The Intimate Newsflash is as follows: I am going travelling. Not as in, I’m going on a gap yah to Asia to find myself/mess around with Hugo and Bunny whilst I wonder what the hell to do with my life/pose in as many thong bikinis as I can fit in to my suitcase. No, instead I am going interrailing around Europe which, in my humble opinion, will definitely have its benefits…

It’s cheaper.

I am travelling by train, staying in a mixture of youth hostels and other people’s homes and not doing a cringey cliché bungee jump. If I wanted to prove my courageous and daring spirit on this trip, I would probably start by attempting to speak to the people I meet in their own language. I might even sacrifice the money for a fishbowl to buy a phrase book.

It is closer to home.

As a person who has never really been capable of going for too long without a) my own bed and b) my Nan’s cowboy hotpot, Europe is definitely a better choice for travelling than halfway across the globe, because I will not have to compensate for the jet-lag by staying away for six months. But before you elect me to Chief of the Fun Police, I have to add that there is just as much adventure to be found in our own continent. It is only the curse of the Bragosaurus which makes people think they have to skip Europe for more ‘exotic’ climes. Paris, Rome and Barcelona are equally as fabulous as the Great Wall of China.


My interpretation of the Bragosaurus

However, even I will admit to there being one flaw in my Grand Plan.

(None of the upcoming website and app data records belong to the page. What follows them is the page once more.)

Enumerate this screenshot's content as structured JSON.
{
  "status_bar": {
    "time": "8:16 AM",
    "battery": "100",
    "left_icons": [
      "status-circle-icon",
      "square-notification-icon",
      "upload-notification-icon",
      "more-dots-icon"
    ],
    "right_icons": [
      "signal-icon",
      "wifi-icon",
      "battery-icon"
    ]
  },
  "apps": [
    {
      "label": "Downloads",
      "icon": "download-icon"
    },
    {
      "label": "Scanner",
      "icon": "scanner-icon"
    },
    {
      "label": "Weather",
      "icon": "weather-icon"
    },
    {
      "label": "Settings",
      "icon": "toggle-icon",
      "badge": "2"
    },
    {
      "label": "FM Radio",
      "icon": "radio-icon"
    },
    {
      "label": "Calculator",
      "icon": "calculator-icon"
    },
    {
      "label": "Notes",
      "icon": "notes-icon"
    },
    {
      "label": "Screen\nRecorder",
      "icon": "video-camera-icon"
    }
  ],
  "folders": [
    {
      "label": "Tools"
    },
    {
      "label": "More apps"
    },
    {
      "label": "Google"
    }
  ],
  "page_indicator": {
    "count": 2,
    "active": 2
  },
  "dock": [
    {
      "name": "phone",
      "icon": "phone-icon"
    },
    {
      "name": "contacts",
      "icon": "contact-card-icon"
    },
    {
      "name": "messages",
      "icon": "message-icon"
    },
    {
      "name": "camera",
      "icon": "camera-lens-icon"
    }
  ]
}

Travelling through Europe is the perfect opportunity, you might say, to practice my undergraduate French, eight years in the making. Yes, I may have dreams of having a tête-à-tête with a Frenchman who is simply blown away by my words; however I don’t think many Frenchmen would be blown away by a heated discussion about euthanasia. Contrary to practically every exam board and university in the country, natives are not accustomed or partial to swotty travellers trouncing them in a debate on the use of genetically modified organisms in farming or the death penalty. Shocking, isn’t it? Hence, I am sceptical that my dreams of being swept off mes pieds by a Frenchman will come into fruition. And I am even less confident about the other countries!

But you never know, in four weeks time I might have donned my flamenco shoes and charmed the churros off a Spanish señor. We’ll see.